SaFE-MRI is a new method for integrated structural and functional assessment of the peripheral vascular system comprising:

· Velocity maps serving as a “road map” for identifying and grading hemodynamically significant stenoses visualized on GB and BB images.

· Unlike cuff-based PVR velocity waveforms above the groin (aortoiliac arteries) and arteries with incompressible medial calcification can also be recorded.

· Method allows detection of vessel-wall calcification (Fig 5) and diagnostic quality images even in the presence of stents [2].

· Obviates both contrast material and exposure to ionizing radiation.


This work was supported by NIH Grants K25 HL111422, R01 HL075649, RO1 HL109545, EE received support from AHA pre-doctoral fellowship and JJD gratefully acknowledges research support from NIH T32 EB004311 Research Track Radiology Residency.


[1] Paraskevas et al., Annals of vascular surgery 2009.

[2] Langham et al, ISMRM 2015, p. 559.

[3] Langham et al, MRM 2010.


Simultaneous acquisition of gray- and black-blood images. a) Water-selective (fat signal attenuated with 1-1 binomial pulse) 3D DESS pulse sequence. The FID is read out with higher bandwidth to optimize Echo signal. Magnified view (inset) of SFA show distinct lumen contrast between b) FID (gray) and c) Echo (black) images.

Velocity waveforms in healthy peripheral arteries (velocity in cm/s vs. time in sec). a) Schematic diagram and b) waveforms in healthy vasculature, characterized by high forward velocity during systole, retrograde flow during early diastole, and slow forward flow during end-diastole. CFA=common femoral, SFA=superficial femoral, PTA=posterial tibial, PA=peroneal, ATA=anterior tibial.

62 year-old female with PAD (ABI, left/right=0.68/0.63). a) Bilateral velocity maps provide evidence of aorto-iliac occlusive disease. b) Sample BB image showing occlusion in medial right SFA (blue arrow, left inset) and patent left SFA (right inset), as confirmed by CTA (right SFA not visible), c).

Bilateral velocity analysis in a patient with a single patent run-off vessel in each leg. In this example, the “velocity report” has the potential to significantly reduce the image reviewing time since the reader only need to focus on the runoff vessels.

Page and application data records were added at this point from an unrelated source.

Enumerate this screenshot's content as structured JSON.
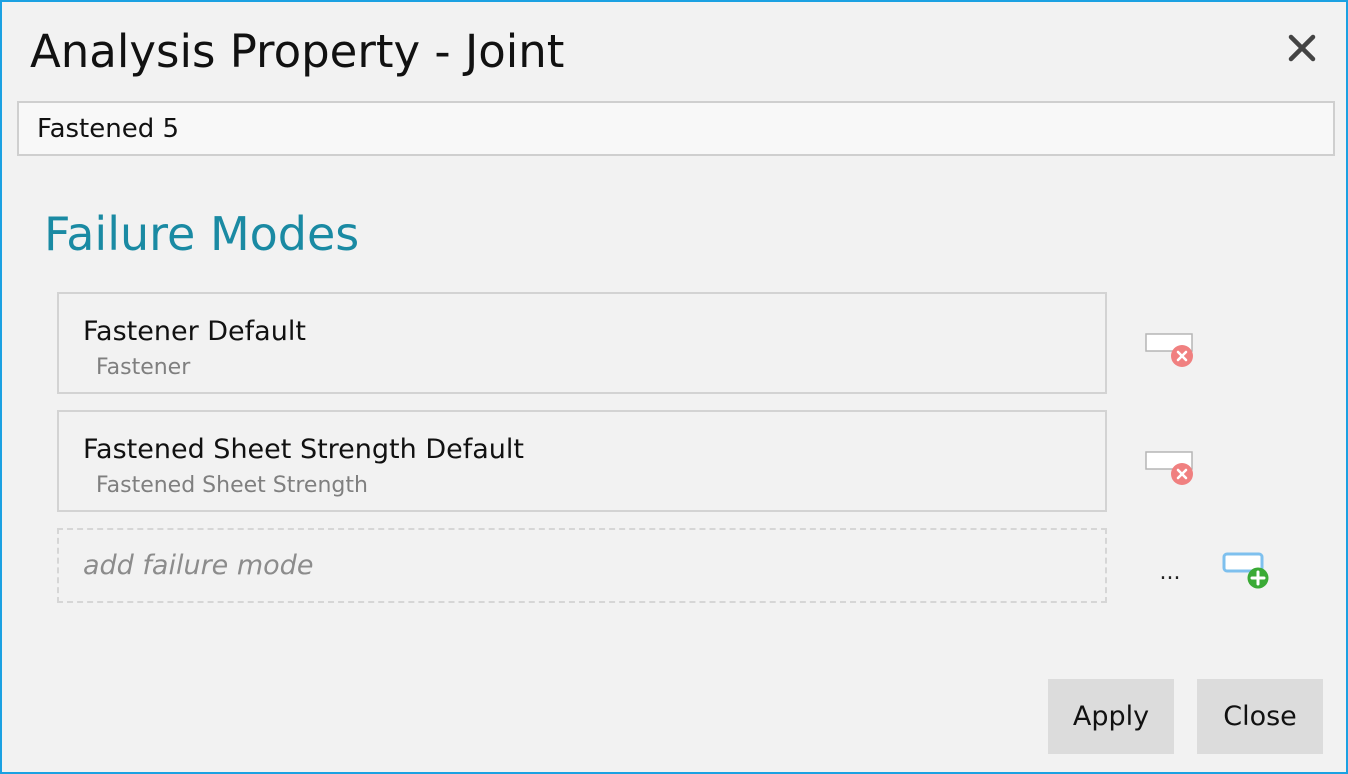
{
  "dialog": {
    "title": "Analysis Property - Joint",
    "close_icon": "close-icon"
  },
  "name_field": {
    "value": "Fastened 5"
  },
  "section": {
    "title": "Failure Modes"
  },
  "failure_modes": [
    {
      "name": "Fastener Default",
      "type": "Fastener",
      "remove_icon": "remove-item-icon"
    },
    {
      "name": "Fastened Sheet Strength Default",
      "type": "Fastened Sheet Strength",
      "remove_icon": "remove-item-icon"
    }
  ],
  "add_mode": {
    "placeholder": "add failure mode",
    "browse_label": "...",
    "add_icon": "add-item-icon"
  },
  "footer": {
    "apply_label": "Apply",
    "close_label": "Close"
  },
  "colors": {
    "window_border": "#1ba1e2",
    "section_title": "#1a8aa3",
    "remove_badge": "#f08080",
    "add_badge": "#3aaa35",
    "add_frame": "#7ec0ee"
  }
}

Visualization of stenosis and calcification in 66 year-old type-2 diabetic patient (ABI=0.57). a) BB and b) GB images of left SFA indicate calcium (solid arrow) and soft plaque (dashed arrow) confirmed by c) CTA with calcium appearing hypointense due to absence of contrast material.

Proc. Intl. Soc. Mag. Reson. Med. 24 (2016)